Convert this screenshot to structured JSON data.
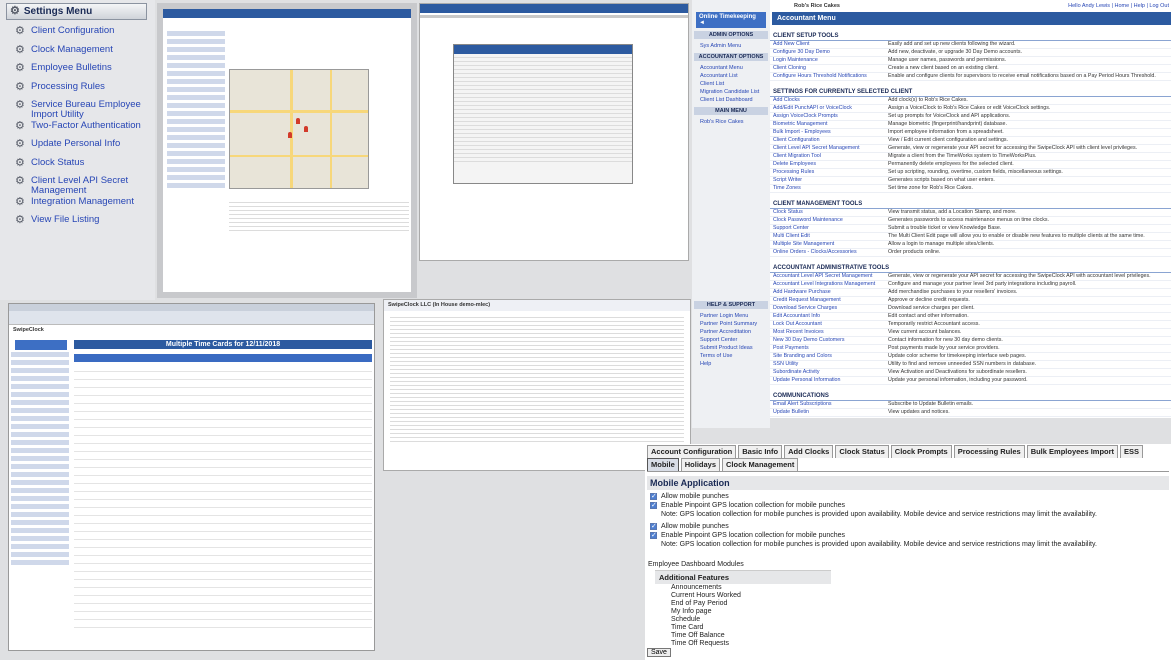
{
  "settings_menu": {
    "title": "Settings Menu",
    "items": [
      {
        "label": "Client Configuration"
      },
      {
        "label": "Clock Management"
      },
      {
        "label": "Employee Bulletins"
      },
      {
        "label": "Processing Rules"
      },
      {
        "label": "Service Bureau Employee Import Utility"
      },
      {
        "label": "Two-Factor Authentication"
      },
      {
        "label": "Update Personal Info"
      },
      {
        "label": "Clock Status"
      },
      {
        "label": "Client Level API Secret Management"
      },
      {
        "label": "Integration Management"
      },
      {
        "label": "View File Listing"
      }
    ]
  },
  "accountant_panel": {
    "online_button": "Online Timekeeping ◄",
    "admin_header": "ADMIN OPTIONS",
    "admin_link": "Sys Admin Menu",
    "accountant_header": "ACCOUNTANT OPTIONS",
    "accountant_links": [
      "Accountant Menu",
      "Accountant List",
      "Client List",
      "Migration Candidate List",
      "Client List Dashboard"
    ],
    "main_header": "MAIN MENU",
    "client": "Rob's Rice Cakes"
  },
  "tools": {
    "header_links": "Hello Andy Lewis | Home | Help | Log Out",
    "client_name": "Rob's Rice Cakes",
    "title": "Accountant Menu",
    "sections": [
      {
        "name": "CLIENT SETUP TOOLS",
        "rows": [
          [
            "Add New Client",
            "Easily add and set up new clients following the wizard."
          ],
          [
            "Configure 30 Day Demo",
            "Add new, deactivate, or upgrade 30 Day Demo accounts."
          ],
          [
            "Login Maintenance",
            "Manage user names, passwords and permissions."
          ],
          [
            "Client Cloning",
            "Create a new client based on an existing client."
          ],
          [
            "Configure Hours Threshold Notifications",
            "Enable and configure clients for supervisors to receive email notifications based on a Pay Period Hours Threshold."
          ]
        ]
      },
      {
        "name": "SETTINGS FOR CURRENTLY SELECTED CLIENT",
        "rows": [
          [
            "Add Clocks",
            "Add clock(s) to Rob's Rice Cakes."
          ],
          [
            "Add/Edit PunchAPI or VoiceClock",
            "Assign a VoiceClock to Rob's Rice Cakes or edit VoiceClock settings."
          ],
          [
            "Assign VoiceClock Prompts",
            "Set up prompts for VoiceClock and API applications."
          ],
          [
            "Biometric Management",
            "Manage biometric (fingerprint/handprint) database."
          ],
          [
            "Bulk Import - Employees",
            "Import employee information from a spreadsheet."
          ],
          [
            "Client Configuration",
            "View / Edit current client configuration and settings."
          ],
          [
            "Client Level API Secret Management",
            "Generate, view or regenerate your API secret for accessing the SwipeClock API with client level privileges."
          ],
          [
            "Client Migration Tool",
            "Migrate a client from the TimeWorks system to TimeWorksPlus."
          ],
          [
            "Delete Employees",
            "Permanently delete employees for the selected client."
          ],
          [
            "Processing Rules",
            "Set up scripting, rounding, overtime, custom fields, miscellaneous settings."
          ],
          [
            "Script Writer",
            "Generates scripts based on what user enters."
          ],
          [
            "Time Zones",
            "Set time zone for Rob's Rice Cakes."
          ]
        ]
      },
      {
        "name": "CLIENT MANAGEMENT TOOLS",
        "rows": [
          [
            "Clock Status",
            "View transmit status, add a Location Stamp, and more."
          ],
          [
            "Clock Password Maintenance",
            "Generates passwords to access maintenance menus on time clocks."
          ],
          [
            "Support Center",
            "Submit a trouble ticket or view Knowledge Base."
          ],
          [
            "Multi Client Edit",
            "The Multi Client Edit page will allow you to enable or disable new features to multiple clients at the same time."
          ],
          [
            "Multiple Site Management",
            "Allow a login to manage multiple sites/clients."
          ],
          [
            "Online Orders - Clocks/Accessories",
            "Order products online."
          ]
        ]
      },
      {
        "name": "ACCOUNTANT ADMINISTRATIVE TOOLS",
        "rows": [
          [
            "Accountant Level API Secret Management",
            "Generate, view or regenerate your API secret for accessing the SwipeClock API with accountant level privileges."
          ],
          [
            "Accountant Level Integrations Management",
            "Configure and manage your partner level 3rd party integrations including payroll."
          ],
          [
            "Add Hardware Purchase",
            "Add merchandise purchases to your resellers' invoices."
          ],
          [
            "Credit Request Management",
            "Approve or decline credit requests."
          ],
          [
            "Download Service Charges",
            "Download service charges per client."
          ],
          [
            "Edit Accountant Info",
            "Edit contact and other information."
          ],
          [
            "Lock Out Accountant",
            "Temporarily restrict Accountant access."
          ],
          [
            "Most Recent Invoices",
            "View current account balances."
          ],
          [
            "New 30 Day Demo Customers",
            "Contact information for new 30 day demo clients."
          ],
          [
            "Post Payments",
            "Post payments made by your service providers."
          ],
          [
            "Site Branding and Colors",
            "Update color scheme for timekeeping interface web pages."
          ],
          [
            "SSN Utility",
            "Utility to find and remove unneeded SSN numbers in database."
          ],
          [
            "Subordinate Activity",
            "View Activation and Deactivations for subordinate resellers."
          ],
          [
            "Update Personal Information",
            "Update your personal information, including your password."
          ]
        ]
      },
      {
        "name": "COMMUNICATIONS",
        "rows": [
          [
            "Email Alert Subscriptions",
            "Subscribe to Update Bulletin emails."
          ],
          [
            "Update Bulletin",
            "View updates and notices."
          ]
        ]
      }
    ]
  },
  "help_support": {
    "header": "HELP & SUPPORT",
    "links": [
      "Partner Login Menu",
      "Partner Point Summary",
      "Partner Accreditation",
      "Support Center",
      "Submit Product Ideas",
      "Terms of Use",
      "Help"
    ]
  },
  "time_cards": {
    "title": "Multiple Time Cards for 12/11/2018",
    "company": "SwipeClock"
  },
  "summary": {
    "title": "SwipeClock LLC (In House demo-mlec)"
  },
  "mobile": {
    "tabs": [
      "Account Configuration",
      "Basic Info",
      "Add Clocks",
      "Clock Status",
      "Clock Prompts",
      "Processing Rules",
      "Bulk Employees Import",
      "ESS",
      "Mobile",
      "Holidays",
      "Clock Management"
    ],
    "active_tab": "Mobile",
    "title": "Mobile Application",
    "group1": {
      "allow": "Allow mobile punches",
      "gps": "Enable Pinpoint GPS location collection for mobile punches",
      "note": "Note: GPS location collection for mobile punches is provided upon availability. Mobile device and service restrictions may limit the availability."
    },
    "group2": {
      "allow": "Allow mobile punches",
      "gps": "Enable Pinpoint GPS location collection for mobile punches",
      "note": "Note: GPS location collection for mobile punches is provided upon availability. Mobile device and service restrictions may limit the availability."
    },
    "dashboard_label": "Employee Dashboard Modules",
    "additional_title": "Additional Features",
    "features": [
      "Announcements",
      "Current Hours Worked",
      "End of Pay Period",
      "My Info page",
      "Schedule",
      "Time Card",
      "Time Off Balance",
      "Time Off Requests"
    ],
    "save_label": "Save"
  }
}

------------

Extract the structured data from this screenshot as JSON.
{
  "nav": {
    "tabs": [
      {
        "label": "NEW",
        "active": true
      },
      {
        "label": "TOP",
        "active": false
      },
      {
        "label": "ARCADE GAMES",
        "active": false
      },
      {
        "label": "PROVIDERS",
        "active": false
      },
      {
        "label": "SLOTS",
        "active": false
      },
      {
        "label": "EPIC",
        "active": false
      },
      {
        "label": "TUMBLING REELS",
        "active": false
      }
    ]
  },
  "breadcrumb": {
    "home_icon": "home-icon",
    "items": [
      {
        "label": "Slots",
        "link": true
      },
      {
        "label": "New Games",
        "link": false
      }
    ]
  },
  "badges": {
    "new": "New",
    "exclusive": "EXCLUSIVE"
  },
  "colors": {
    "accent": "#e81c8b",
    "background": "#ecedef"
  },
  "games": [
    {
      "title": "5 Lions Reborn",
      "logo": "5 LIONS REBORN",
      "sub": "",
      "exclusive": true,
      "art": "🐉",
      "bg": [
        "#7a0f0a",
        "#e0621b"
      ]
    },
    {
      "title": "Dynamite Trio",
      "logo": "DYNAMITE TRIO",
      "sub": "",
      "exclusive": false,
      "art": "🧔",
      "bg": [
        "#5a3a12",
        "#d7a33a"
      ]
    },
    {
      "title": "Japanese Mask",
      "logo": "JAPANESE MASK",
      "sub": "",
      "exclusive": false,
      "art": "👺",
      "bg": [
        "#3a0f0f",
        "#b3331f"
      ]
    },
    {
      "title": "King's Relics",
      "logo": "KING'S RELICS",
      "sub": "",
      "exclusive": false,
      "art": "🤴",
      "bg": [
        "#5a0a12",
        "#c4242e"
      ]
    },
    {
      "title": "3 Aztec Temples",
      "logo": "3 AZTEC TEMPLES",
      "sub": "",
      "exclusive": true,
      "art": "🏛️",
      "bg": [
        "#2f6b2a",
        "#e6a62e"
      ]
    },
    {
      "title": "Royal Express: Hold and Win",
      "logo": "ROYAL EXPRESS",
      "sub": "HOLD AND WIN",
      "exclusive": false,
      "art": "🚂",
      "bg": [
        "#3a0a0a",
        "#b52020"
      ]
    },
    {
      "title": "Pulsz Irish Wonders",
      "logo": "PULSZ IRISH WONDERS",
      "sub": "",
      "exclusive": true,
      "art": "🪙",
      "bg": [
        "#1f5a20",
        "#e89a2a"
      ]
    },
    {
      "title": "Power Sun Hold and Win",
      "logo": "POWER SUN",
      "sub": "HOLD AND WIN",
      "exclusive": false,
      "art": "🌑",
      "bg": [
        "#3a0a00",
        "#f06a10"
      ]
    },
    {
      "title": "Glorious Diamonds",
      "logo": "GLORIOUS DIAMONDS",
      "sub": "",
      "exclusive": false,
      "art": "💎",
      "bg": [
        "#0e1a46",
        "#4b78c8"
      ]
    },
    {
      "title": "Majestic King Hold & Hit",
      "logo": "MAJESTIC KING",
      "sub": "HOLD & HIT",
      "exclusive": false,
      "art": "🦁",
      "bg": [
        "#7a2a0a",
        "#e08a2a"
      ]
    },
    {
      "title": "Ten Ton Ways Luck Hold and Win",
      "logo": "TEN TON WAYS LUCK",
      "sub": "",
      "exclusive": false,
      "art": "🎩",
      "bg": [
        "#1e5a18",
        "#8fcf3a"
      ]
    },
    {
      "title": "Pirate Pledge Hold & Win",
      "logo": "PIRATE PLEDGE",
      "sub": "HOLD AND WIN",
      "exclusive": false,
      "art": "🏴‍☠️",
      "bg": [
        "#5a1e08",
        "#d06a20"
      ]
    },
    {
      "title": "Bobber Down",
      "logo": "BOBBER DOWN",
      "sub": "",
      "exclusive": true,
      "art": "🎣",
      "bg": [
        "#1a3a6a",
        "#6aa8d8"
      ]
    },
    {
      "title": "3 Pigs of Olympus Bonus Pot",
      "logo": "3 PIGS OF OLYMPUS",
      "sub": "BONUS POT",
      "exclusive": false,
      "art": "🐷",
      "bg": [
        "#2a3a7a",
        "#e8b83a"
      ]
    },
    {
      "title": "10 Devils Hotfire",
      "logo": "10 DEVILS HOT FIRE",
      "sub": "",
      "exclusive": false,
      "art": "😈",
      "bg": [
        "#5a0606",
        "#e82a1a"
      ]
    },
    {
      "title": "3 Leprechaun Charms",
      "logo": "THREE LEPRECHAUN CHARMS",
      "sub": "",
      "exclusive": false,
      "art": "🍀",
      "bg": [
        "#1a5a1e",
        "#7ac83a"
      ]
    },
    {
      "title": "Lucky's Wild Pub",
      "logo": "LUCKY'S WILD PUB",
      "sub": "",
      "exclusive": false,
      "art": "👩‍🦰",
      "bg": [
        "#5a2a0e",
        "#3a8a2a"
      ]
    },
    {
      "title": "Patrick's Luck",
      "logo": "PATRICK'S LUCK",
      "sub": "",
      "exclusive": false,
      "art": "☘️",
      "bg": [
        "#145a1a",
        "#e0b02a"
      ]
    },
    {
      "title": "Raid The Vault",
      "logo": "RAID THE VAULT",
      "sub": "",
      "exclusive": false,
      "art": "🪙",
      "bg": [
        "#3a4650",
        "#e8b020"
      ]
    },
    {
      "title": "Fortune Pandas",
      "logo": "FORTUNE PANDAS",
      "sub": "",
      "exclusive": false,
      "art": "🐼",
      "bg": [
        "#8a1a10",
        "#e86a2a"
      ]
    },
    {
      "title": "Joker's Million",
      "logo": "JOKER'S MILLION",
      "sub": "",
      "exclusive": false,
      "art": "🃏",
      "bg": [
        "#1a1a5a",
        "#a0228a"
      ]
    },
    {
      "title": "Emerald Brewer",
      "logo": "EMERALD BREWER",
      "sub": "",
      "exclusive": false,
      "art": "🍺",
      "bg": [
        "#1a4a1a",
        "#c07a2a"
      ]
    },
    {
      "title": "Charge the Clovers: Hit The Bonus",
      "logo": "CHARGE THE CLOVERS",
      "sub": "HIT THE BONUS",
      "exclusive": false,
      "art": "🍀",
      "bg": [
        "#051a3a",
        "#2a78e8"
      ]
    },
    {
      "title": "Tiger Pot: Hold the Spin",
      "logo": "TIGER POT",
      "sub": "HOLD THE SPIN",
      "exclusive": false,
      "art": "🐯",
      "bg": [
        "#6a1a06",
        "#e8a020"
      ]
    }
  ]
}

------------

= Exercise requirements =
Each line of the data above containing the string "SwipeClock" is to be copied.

= Output for this exercise =
            "Generate, view or regenerate your API secret for accessing the SwipeClock API with client level privileges."
            "Generate, view or regenerate your API secret for accessing the SwipeClock API with accountant level privileges."
    "company": "SwipeClock"
    "title": "SwipeClock LLC (In House demo-mlec)"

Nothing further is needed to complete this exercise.